Having had a short holiday in June my 3 boys had a little warm up run at Chepstow Horse Trials before heading off to Barbury International the following weekend. Billy and Bobby both performed well in their first ever CIC** with smart dressage tests, and smooth clear XC rounds (but I didn’t push them for the time) with both just being a bit ‘green’ over an into space jump into a quarry. Joey, who is a bit behind the other 2, went well in the Open Novice finishing 5th.

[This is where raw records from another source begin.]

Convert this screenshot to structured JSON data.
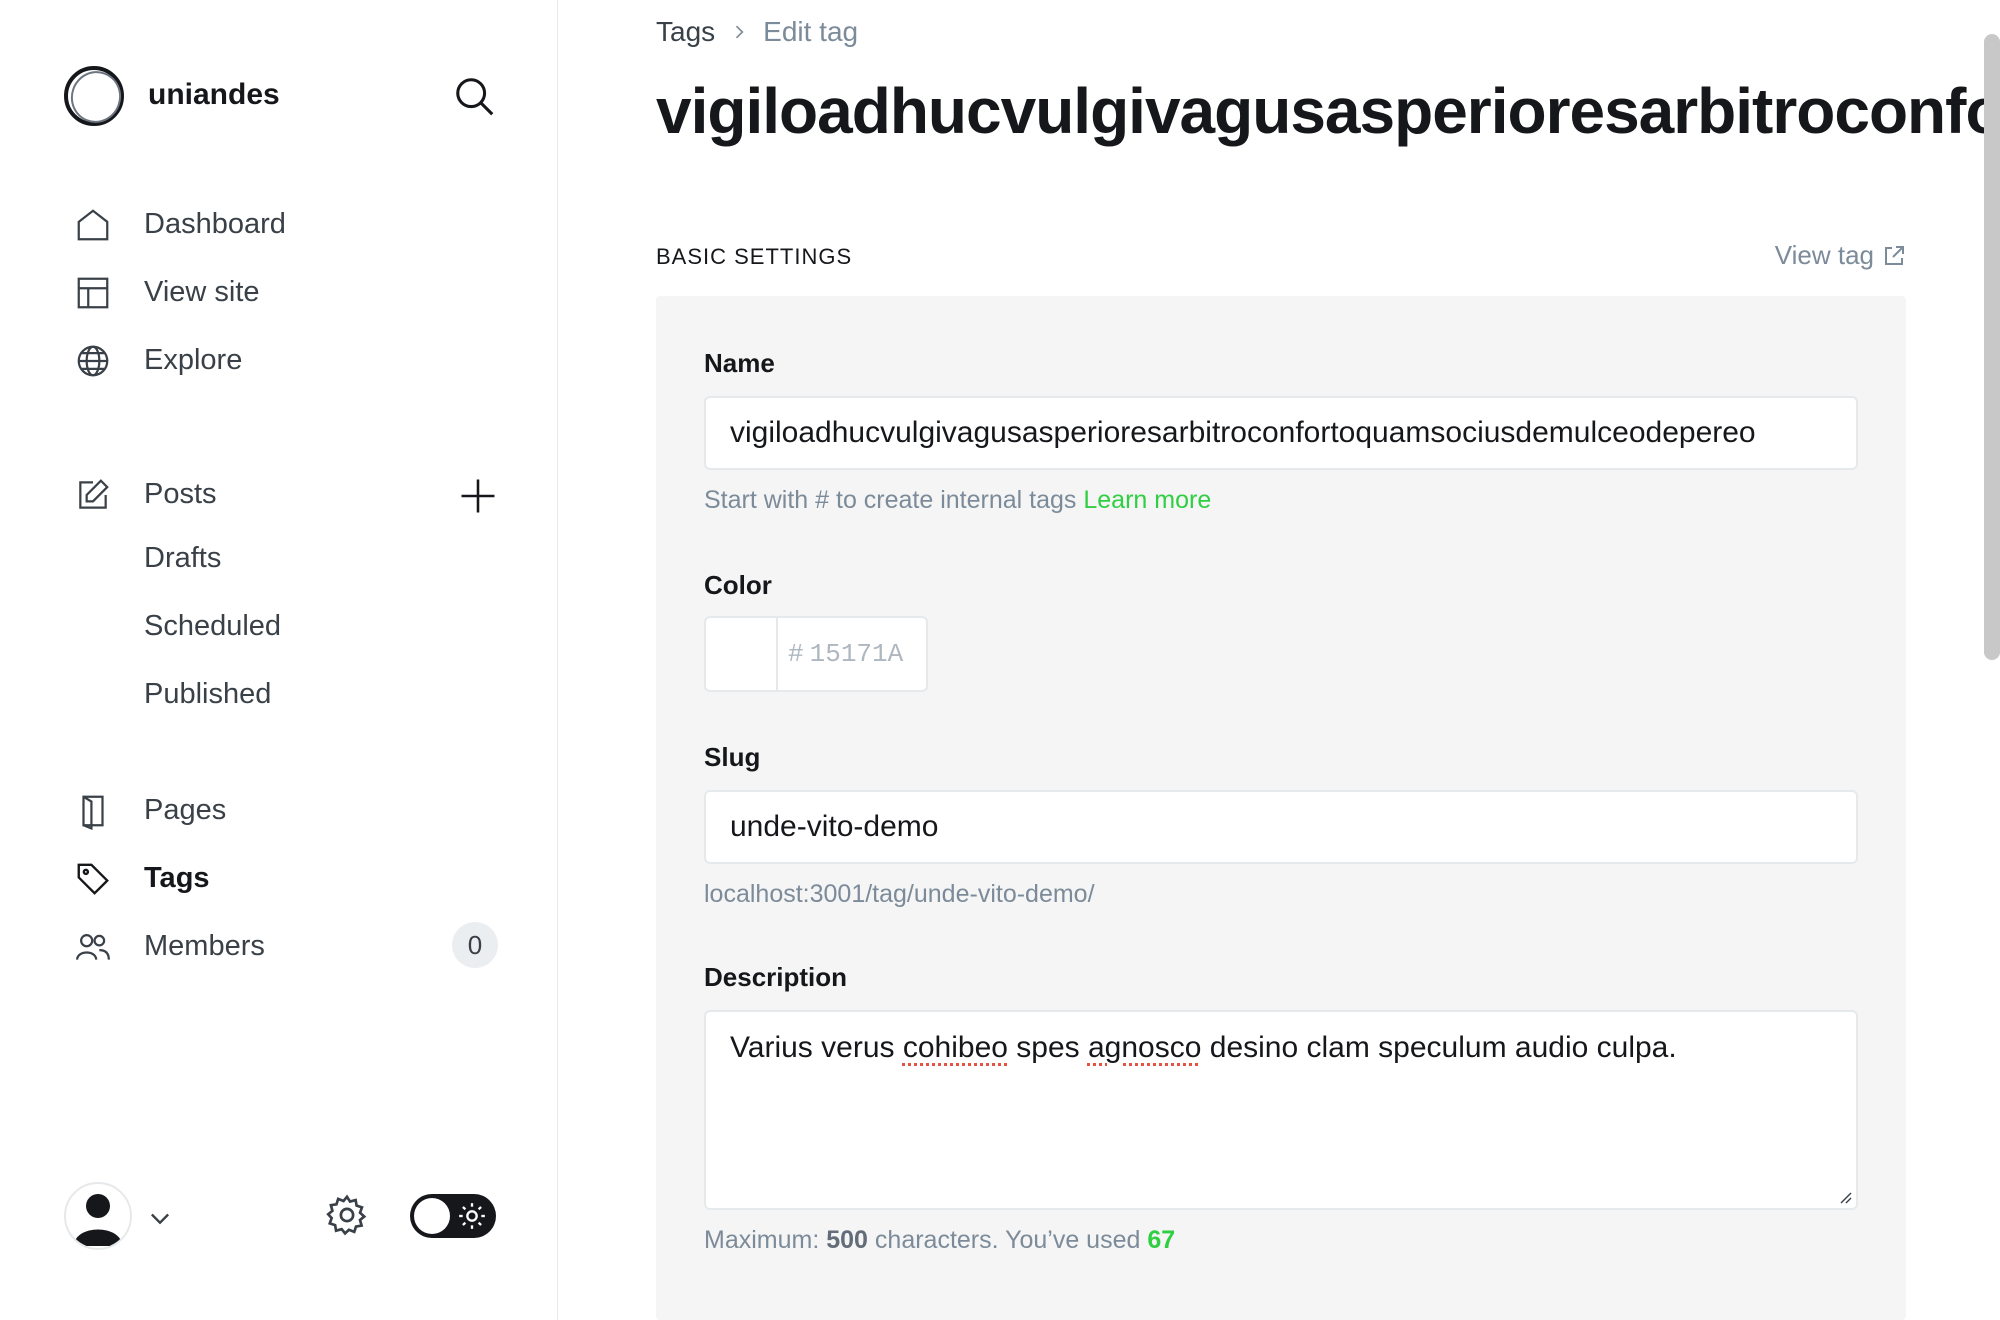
{
  "brand": {
    "name": "uniandes"
  },
  "nav": {
    "dashboard": "Dashboard",
    "view_site": "View site",
    "explore": "Explore",
    "posts": "Posts",
    "drafts": "Drafts",
    "scheduled": "Scheduled",
    "published": "Published",
    "pages": "Pages",
    "tags": "Tags",
    "members": "Members",
    "members_count": "0"
  },
  "breadcrumb": {
    "parent": "Tags",
    "current": "Edit tag"
  },
  "page": {
    "title": "vigiloadhucvulgivagusasperioresarbitroconfortoquamsociusdemulceodepereo"
  },
  "section": {
    "heading": "BASIC SETTINGS",
    "view_tag": "View tag"
  },
  "form": {
    "name": {
      "label": "Name",
      "value": "vigiloadhucvulgivagusasperioresarbitroconfortoquamsociusdemulceodepereo",
      "hint": "Start with # to create internal tags",
      "hint_link": "Learn more"
    },
    "color": {
      "label": "Color",
      "hash": "#",
      "placeholder": "15171A",
      "swatch": "#ffffff"
    },
    "slug": {
      "label": "Slug",
      "value": "unde-vito-demo",
      "url": "localhost:3001/tag/unde-vito-demo/"
    },
    "description": {
      "label": "Description",
      "text_before": "Varius verus ",
      "misspelled_1": "cohibeo",
      "text_middle": " spes ",
      "misspelled_2": "agnosco",
      "text_after": " desino clam speculum audio culpa.",
      "max_prefix": "Maximum:",
      "max_value": "500",
      "max_mid": "characters. You’ve used",
      "used": "67"
    }
  },
  "colors": {
    "accent_green": "#30cf43",
    "text_dark": "#15171a",
    "muted": "#7c8b9a",
    "panel_bg": "#f4f5f4"
  }
}
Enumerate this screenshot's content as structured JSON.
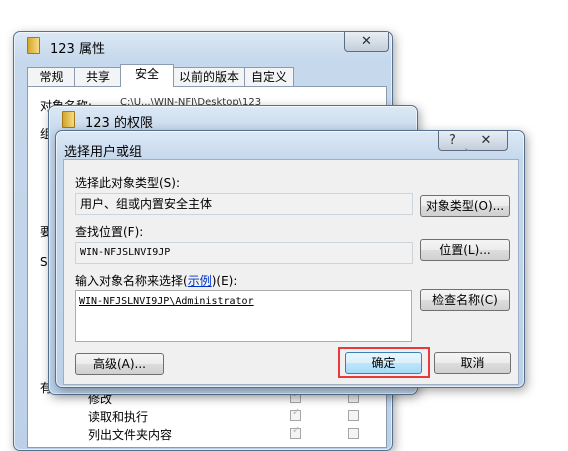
{
  "properties_window": {
    "title": "123 属性",
    "close_glyph": "✕",
    "tabs": [
      "常规",
      "共享",
      "安全",
      "以前的版本",
      "自定义"
    ],
    "object_name_label": "对象名称:",
    "object_name_value": "C:\\U...\\WIN-NFJ\\Desktop\\123",
    "fragments": [
      "组",
      "要",
      "S",
      "有"
    ],
    "permissions": [
      {
        "name": "修改",
        "allow": true,
        "deny": false
      },
      {
        "name": "读取和执行",
        "allow": true,
        "deny": false
      },
      {
        "name": "列出文件夹内容",
        "allow": true,
        "deny": false
      }
    ]
  },
  "permissions_window": {
    "title": "123 的权限"
  },
  "select_dialog": {
    "title": "选择用户或组",
    "help_glyph": "?",
    "close_glyph": "✕",
    "object_type_label": "选择此对象类型(S):",
    "object_type_value": "用户、组或内置安全主体",
    "object_type_button": "对象类型(O)...",
    "location_label": "查找位置(F):",
    "location_value": "WIN-NFJSLNVI9JP",
    "location_button": "位置(L)...",
    "enter_label_prefix": "输入对象名称来选择(",
    "enter_label_link": "示例",
    "enter_label_suffix": ")(E):",
    "names_value": "WIN-NFJSLNVI9JP\\Administrator",
    "check_names_button": "检查名称(C)",
    "advanced_button": "高级(A)...",
    "ok_button": "确定",
    "cancel_button": "取消"
  },
  "colors": {
    "highlight": "#e83a3a",
    "link": "#0033cc"
  }
}
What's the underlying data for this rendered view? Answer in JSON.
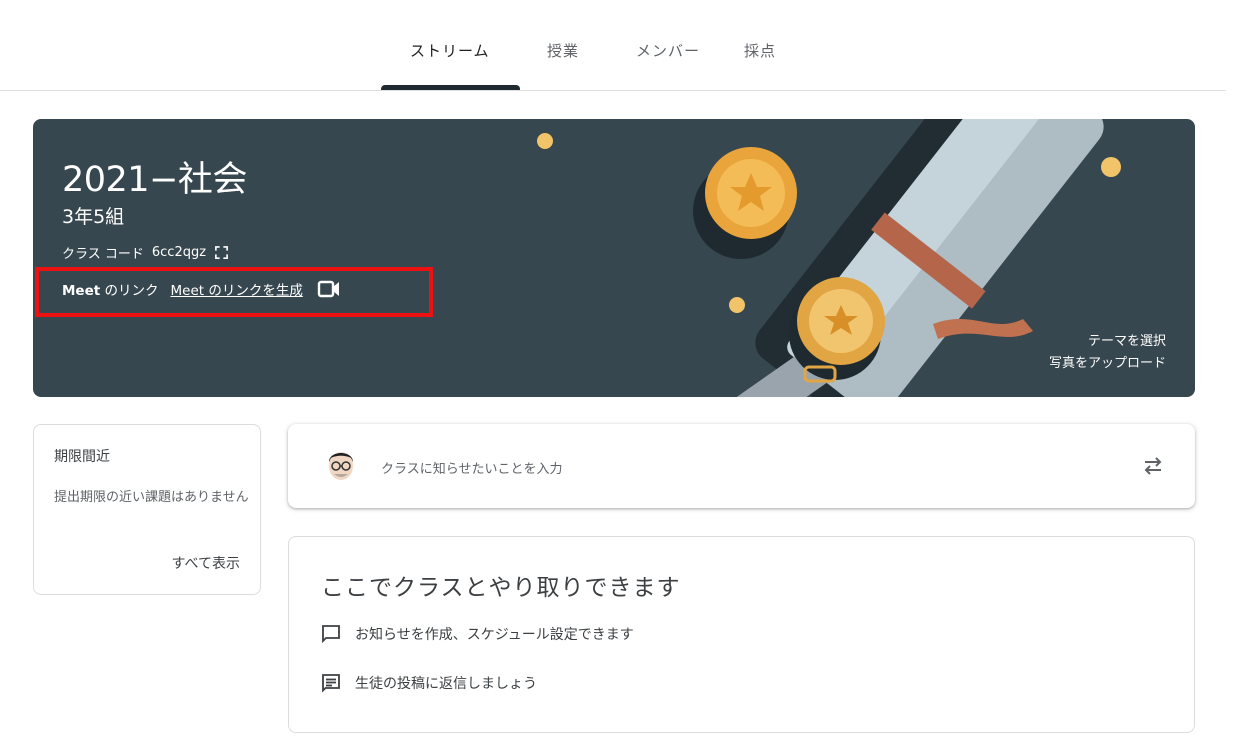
{
  "tabs": [
    {
      "label": "ストリーム",
      "active": true
    },
    {
      "label": "授業",
      "active": false
    },
    {
      "label": "メンバー",
      "active": false
    },
    {
      "label": "採点",
      "active": false
    }
  ],
  "banner": {
    "title": "2021−社会",
    "section": "3年5組",
    "class_code_label": "クラス コード",
    "class_code": "6cc2qgz",
    "meet_label_bold": "Meet",
    "meet_label_rest": " のリンク",
    "meet_link": "Meet のリンクを生成",
    "select_theme": "テーマを選択",
    "upload_photo": "写真をアップロード",
    "background_color": "#37474f"
  },
  "upcoming": {
    "title": "期限間近",
    "text": "提出期限の近い課題はありません",
    "view_all": "すべて表示"
  },
  "announce": {
    "placeholder": "クラスに知らせたいことを入力"
  },
  "info": {
    "title": "ここでクラスとやり取りできます",
    "items": [
      {
        "icon": "comment-icon",
        "text": "お知らせを作成、スケジュール設定できます"
      },
      {
        "icon": "chat-reply-icon",
        "text": "生徒の投稿に返信しましょう"
      }
    ]
  },
  "highlight_color": "#ee1111"
}
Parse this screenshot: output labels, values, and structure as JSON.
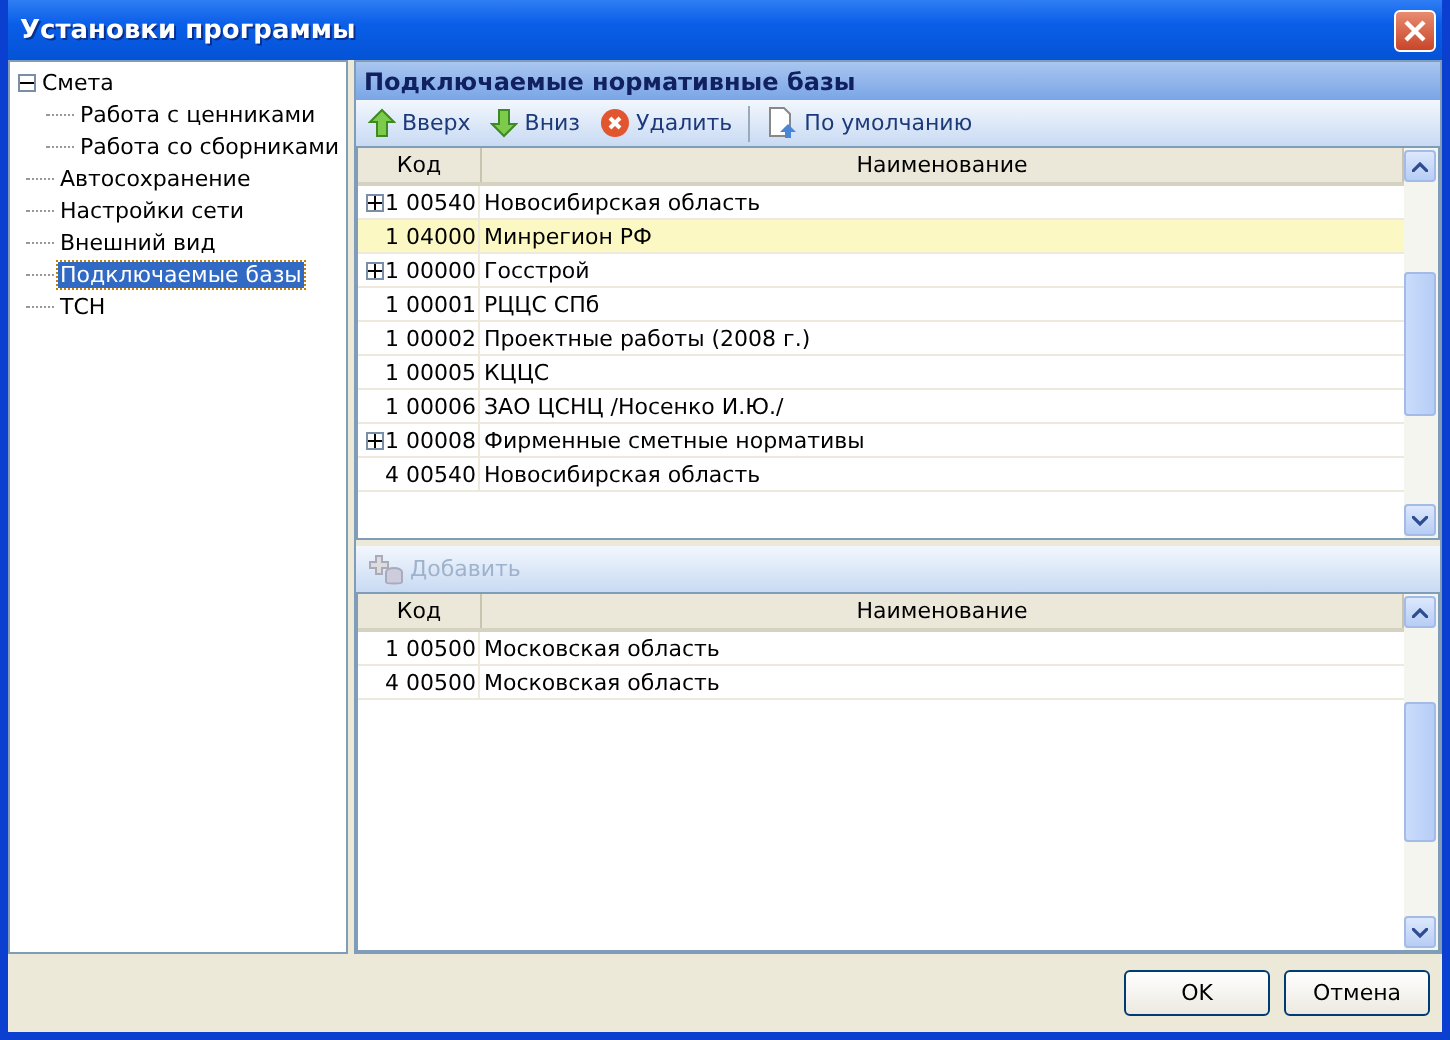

All 3 then went on to compete at Wilton, Billy and Bobby in the intermediate and Joey in his last ever novice, having upgraded to intermediate at Barbury. Bobby came 3rd. Billy was in the lead after the dressage but I decided not to push him fast XC because he had qualified for the British Novice Championships which were the following weekend at Gatcombe, and Joey came 8th.
Sadly for us Gatcombe turned out to be a complete disaster! For the first time ever, in the whole of my 40 years of eventing, I missed my dressage. This was due to an accident on the M5, which turned our 3 hour journey from home to Gatcombe into over 7 hours. We even had a police escort help us past another 2 hours of gridlocked traffic. Unfortunately, we arrived after the dressage for the British Novice Champs had finished, so that was the end of that for Billy and I 🙁
Luckily, I managed to get a late entry into Aston Le Walls a few days later, we were pleased that Billy came 2nd in the intermediate, a slight compensation!
Bicton CIC** is all of their next runs.
During their summer break the horses have their 6 monthly ‘flu boosters. They are out day and night, except if they are getting too fat they come in for either the night or day to curb their waistline! The only food they have is half a scoop of Baileys balancer. I love them to have no rugs on at all if possible, but if the flies are around they have Bucas flysheets and masks on, or if it is rainy they wear a thin Bucas waterproof rug.
Our yard sticks to a rigorous worming programme using Equest in the summer and winter, and Pramox spring and autumn, with 3 monthly intervals between each dose.
Despite spraying the docks early this year they seemed to keep popping up everywhere, so am enjoying going round the paddocks with my Logic topper making it all look tidy.
We have had such an exciting time with 4 out of the 5 foals being born, the 5th and final one is due at the beginning of Sept. The recipient (surrogate) mares from the Beaufort Embryo Centre, have all been brilliant mothers. Two foals are Zara x Royaldik, two are Zara x Jaguar Mail, and one is Tess x Cevin Z. Newly born foals need to be checked that they are suckling well, that they pass their first lot of droppings (normally black and sticky), and that their limbs look straight and normal. It is important to check that the mare has passed all of her afterbirth.
We were delighted that 3 foals were born without any hiccups (belonging to Jane Del Missier, Emily’s owner), but one foal (my one… from Tess!) was born with contracted tendons, and the surrogate mare retained some of her afterbirth. They were in the stables for a couple of days, whilst our vet treated the mare, and injected the foal with a drug which helped to relax the tendons. Sure enough, in a couple of days the legs corrected themselves. Both mare and foal are doing well now, thankfully.
I let my goddaughter, Katie Corbin, whose mother Annie had worked for me for 10 years during the ’80/‘90s, name my foal. She chose ‘Kings Belief’, with Barry being his stable name!